* **Task statement**: Search the material for the string "Documents" and copy each line where it occurs.

* **Given data**:
#####
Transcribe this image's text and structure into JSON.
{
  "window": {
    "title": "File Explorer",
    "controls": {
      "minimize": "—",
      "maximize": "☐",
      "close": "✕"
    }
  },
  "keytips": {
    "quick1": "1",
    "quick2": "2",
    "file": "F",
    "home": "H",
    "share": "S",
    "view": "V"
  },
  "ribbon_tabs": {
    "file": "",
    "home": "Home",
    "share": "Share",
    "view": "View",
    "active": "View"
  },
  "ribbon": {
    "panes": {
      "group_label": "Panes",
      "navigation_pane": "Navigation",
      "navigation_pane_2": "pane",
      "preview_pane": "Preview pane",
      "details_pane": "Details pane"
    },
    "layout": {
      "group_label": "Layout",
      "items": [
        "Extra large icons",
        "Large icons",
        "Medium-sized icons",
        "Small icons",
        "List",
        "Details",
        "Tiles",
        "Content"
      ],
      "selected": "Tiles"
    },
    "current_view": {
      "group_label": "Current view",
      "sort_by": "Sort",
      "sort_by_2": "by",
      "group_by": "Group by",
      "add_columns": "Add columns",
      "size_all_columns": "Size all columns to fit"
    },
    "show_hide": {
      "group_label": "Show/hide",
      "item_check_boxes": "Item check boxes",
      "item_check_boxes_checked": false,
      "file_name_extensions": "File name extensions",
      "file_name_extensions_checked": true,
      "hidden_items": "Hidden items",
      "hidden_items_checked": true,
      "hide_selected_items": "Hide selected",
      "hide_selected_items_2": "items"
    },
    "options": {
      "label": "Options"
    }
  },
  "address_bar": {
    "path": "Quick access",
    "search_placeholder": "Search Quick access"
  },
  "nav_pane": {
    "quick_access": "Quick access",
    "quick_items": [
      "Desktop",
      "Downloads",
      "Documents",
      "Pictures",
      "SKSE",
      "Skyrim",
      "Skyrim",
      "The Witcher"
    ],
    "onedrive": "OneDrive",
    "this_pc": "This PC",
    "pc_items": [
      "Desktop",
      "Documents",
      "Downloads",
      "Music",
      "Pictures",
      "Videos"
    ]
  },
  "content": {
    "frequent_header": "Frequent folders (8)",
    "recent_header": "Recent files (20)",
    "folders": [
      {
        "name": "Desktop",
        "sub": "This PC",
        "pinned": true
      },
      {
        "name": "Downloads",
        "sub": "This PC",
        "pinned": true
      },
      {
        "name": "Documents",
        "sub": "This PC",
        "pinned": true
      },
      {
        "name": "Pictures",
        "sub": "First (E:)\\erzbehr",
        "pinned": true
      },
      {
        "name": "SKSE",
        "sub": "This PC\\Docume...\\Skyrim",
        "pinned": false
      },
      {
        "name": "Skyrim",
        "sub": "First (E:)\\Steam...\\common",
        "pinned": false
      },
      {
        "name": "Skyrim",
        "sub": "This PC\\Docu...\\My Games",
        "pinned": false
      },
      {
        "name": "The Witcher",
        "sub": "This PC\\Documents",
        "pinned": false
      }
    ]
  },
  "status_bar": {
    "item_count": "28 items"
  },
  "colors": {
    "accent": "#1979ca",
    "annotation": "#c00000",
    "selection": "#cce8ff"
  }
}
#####
* **Solution to the exercise**:
      "Documents",
      "Documents",
        "name": "Documents",
        "sub": "This PC\\Documents",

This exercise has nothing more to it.